**ACTIVITY**
Show, from the records below, all lines that contain the word "Moji".

(Collection entries)
--
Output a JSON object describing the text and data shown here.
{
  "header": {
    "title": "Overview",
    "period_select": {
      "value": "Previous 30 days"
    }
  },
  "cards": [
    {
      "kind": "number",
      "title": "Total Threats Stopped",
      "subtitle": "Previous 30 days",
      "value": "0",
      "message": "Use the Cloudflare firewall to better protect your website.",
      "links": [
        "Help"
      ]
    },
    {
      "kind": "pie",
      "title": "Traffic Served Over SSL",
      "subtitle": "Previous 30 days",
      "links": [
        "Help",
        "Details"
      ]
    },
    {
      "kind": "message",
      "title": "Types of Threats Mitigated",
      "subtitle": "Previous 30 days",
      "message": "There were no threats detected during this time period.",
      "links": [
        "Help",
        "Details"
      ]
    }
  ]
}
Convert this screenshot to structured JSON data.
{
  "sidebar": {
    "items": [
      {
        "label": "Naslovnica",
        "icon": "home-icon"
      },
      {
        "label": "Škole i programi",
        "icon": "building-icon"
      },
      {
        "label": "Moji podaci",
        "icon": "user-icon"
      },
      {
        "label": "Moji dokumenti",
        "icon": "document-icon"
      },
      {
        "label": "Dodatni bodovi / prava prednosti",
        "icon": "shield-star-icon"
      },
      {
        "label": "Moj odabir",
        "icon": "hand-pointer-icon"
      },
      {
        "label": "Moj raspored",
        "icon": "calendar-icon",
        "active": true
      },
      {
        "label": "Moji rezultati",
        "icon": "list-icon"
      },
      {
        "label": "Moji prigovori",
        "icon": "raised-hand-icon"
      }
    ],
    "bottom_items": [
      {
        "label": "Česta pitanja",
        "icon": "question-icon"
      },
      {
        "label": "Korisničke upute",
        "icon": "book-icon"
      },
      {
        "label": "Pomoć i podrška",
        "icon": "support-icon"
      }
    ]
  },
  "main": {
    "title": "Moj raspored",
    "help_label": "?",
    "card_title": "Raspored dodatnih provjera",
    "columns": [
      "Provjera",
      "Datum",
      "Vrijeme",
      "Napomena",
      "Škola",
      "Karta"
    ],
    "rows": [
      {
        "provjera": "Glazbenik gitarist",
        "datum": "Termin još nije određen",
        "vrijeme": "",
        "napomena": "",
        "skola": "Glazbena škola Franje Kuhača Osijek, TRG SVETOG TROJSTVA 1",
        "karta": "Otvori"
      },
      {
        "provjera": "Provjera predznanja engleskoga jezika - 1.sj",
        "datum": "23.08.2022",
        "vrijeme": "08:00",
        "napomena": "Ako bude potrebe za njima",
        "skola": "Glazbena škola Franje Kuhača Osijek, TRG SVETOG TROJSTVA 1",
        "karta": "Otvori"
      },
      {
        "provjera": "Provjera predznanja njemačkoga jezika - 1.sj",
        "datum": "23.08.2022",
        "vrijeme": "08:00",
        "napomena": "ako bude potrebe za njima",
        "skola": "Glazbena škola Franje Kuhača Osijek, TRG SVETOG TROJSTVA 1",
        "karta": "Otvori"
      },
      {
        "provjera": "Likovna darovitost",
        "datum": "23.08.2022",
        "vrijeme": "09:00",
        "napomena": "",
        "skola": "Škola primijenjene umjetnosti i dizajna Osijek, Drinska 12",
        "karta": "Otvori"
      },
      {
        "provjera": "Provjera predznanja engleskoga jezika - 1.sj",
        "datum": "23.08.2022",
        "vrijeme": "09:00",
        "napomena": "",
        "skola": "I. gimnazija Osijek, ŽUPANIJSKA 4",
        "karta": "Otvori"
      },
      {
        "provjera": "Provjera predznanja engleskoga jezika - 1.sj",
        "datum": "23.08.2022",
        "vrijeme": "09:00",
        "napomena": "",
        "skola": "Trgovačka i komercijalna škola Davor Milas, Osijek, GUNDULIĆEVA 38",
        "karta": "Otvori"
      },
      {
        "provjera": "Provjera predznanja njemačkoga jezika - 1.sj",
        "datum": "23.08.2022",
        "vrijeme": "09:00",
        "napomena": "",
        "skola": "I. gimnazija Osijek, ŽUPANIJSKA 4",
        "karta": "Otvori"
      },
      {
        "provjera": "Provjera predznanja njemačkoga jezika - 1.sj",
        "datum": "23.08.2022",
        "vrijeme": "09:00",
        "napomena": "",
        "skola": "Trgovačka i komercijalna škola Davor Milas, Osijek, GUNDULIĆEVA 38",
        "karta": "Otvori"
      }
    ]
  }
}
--
**YOUR SOLUTION**
        "label": "Moji podaci",
        "label": "Moji dokumenti",
        "label": "Moji rezultati",
        "label": "Moji prigovori",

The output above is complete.